WHAT YOU NEED TO DO — Each entry below should be returned exactly as is, with the pictures removed.

Stored data:
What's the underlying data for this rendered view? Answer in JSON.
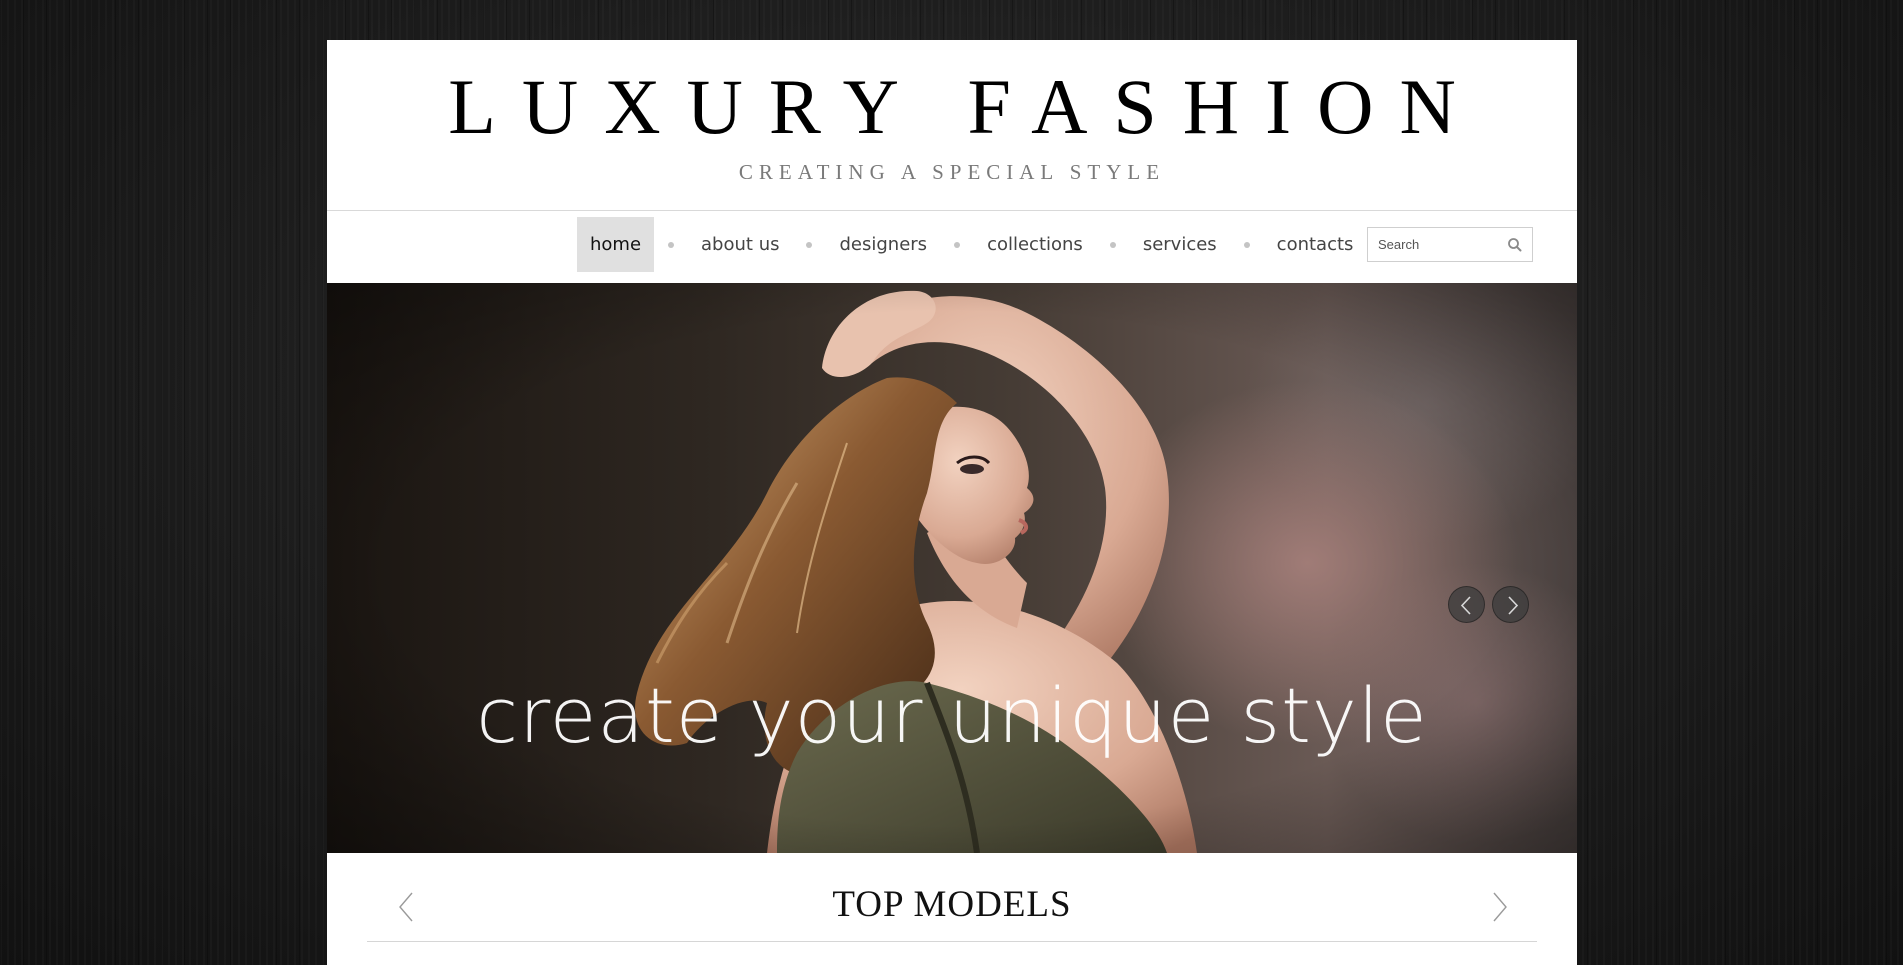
{
  "brand": {
    "title": "LUXURY FASHION",
    "tagline": "CREATING A SPECIAL STYLE"
  },
  "nav": {
    "items": [
      {
        "label": "home",
        "active": true
      },
      {
        "label": "about us",
        "active": false
      },
      {
        "label": "designers",
        "active": false
      },
      {
        "label": "collections",
        "active": false
      },
      {
        "label": "services",
        "active": false
      },
      {
        "label": "contacts",
        "active": false
      }
    ]
  },
  "search": {
    "placeholder": "Search",
    "icon": "magnifier-icon"
  },
  "slider": {
    "caption": "create your unique style",
    "prev_icon": "chevron-left-icon",
    "next_icon": "chevron-right-icon"
  },
  "section": {
    "title": "TOP MODELS",
    "prev_icon": "chevron-left-icon",
    "next_icon": "chevron-right-icon"
  },
  "colors": {
    "page_background": "#1c1c1c",
    "content_background": "#ffffff",
    "active_menu_background": "#e0e0e0",
    "menu_text": "#444444",
    "tagline_text": "#7a7a7a"
  }
}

ANSWER TO THIS EXERCISE —
What's the underlying data for this rendered view? Answer in JSON.
{
  "brand": {
    "title": "LUXURY FASHION",
    "tagline": "CREATING A SPECIAL STYLE"
  },
  "nav": {
    "items": [
      {
        "label": "home",
        "active": true
      },
      {
        "label": "about us",
        "active": false
      },
      {
        "label": "designers",
        "active": false
      },
      {
        "label": "collections",
        "active": false
      },
      {
        "label": "services",
        "active": false
      },
      {
        "label": "contacts",
        "active": false
      }
    ]
  },
  "search": {
    "placeholder": "Search",
    "icon": "magnifier-icon"
  },
  "slider": {
    "caption": "create your unique style",
    "prev_icon": "chevron-left-icon",
    "next_icon": "chevron-right-icon"
  },
  "section": {
    "title": "TOP MODELS",
    "prev_icon": "chevron-left-icon",
    "next_icon": "chevron-right-icon"
  },
  "colors": {
    "page_background": "#1c1c1c",
    "content_background": "#ffffff",
    "active_menu_background": "#e0e0e0",
    "menu_text": "#444444",
    "tagline_text": "#7a7a7a"
  }
}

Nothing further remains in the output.